...somehow, I did an auto-login to a site I don't want to login to when going to the video's site... somehow, it didn't work there too... not also with Safari (that the site gave me a non-supported message and directed me to the front page then, instead of the one I asked for... and not after pasting the url again...)... and didn't work also in Internet Explorer... Not sure why, but everything, expect the video I want to see, loads nicely...

...it must be a new trend...

Reply Score: 2

be it on the public record
by Googol on Wed 28th May 2008 13:45 UTC
Googol
Member since:
2006-11-24

that I will kill anybody putting their dirty fingers on my screen ;) I'm not kidding.

Reply Score: 3

RE: be it on the public record
by helf on Wed 28th May 2008 19:58 UTC in reply to "be it on the public record"
helf Member since:
2005-07-06

I'm anal enough about my cellphones screen getting dirty. I wipe it off after every use. I can't imagine a dirty computer screen... ;)

Reply Score: 2

Dock?
by TommyCarlier on Wed 28th May 2008 15:19 UTC
TommyCarlier
Member since:
2006-08-02

Windows 7 does not have a dock. Confirmed by a Microsoft employee: http://channel9.msdn.com/ShowPost.aspx?PostID=406746#406746

Reply Score: 1

Rubber Band
by darkgan76 on Wed 28th May 2008 15:53 UTC
darkgan76
Member since:
2008-05-28

Wow I really like the rubber band effect when you scroll pass the end of a list. Wait a min, where have I seen this? Oh yeah, the iPhone!

Reply Score: 1

RE: Rubber Band
by ari-free on Wed 28th May 2008 17:45 UTC in reply to "Rubber Band"
ari-free Member since:
2007-01-22

but the iphone is a small device. microsoft is the first to make sense out of it for laptop sized computers and Apple is probably kicking themselves for not thinking broadly enough.

Reply Score: 2

who cares?
by MysterMask on Wed 28th May 2008 16:54 UTC
MysterMask
Member since:
2005-07-12

MS announcing features years before shipping is totally irrelevant: Either the release is late or the feature will be cut or every other OS has a better implementation of said feature by then because MS just don't get fundamental concepts like 'less is more', 'KISS' and 'details matter'.

That however will not prevent OS News from linking / writting boring articles on the level of 'Windows 7 trash comes now with IntelliSmell(TM)'..

Reply Score: 2

@ Points
by DCMonkey on Wed 28th May 2008 19:13 UTC
DCMonkey
Member since:
2005-07-06

2 Points
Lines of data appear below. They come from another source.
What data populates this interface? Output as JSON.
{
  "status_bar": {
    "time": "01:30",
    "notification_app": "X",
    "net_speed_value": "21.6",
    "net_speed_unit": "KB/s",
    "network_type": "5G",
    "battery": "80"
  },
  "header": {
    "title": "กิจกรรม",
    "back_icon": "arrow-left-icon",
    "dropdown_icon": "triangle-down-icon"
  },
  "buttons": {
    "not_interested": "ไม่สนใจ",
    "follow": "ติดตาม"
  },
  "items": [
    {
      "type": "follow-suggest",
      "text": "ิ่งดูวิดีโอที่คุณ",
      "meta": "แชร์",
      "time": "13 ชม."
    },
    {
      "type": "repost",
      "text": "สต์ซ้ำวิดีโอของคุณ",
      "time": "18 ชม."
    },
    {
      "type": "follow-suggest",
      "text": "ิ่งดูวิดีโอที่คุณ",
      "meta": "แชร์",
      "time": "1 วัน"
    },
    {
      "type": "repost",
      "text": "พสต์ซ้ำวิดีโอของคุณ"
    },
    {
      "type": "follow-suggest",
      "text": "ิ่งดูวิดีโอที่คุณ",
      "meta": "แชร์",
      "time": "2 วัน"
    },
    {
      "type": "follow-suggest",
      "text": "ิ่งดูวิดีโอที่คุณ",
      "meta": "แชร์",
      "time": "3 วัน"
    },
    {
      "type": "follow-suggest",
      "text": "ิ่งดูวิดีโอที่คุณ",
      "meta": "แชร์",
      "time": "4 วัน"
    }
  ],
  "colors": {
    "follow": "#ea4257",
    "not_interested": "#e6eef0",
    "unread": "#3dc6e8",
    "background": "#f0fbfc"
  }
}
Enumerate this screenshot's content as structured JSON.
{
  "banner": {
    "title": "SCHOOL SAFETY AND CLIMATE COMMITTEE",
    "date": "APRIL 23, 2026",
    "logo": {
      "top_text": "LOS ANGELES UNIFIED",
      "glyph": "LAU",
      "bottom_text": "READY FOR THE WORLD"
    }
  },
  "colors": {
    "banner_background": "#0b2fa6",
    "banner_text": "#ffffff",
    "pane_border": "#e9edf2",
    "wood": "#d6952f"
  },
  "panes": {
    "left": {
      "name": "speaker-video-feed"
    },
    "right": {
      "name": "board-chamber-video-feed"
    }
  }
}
1) The "three floating icons" are just shortcuts to the demo apps on the desktop

2) I think the dock references are because of the look of the taskbar. Look at the 2nd screen shot (of the pciture sorting demo) in Engadget's article at http://www.engadget.com/2008/05/27/live-from-d-gates-and-ballmer-de...

Note the position of the start orb (different from that of a double height taskbar in Vista), the extra transparency in the main taskbar as opposed to the start button and tray area, and the document icon look to the two icons next to the start menu.

Reply Score: 1

broken fingers
by stabbyjones on Thu 29th May 2008 00:00 UTC
stabbyjones
Member since:
2008-04-15

when you've broken your right index finger at the end joint like i have, touch screens are painful to use everyday.

i worked at a petrol station years ago with touch screens and i had to force myself to use my left hand or middle finger as the pain from tapping a screen was unbearable when i had to do it 40hrs a week.

touch is for people in movies and trains right now. maybe by 2010 there will be a bigger push towards it as MS advertises it more.

Reply Score: 1

v Further proving my point
by Moredhas on Thu 29th May 2008 01:02 UTC
Yawn....
by Phloptical on Thu 29th May 2008 03:05 UTC
Phloptical
Member since:
2006-10-10

It's proof of concept stuff, people. Nothing to see here. If any of that makes it into Gold, it'll be as useless as Flip 3D and Movie Maker.

Of course, now I'll have some visual response to picking my nose and wiping it on someone's touchscreen.

Reply Score: 2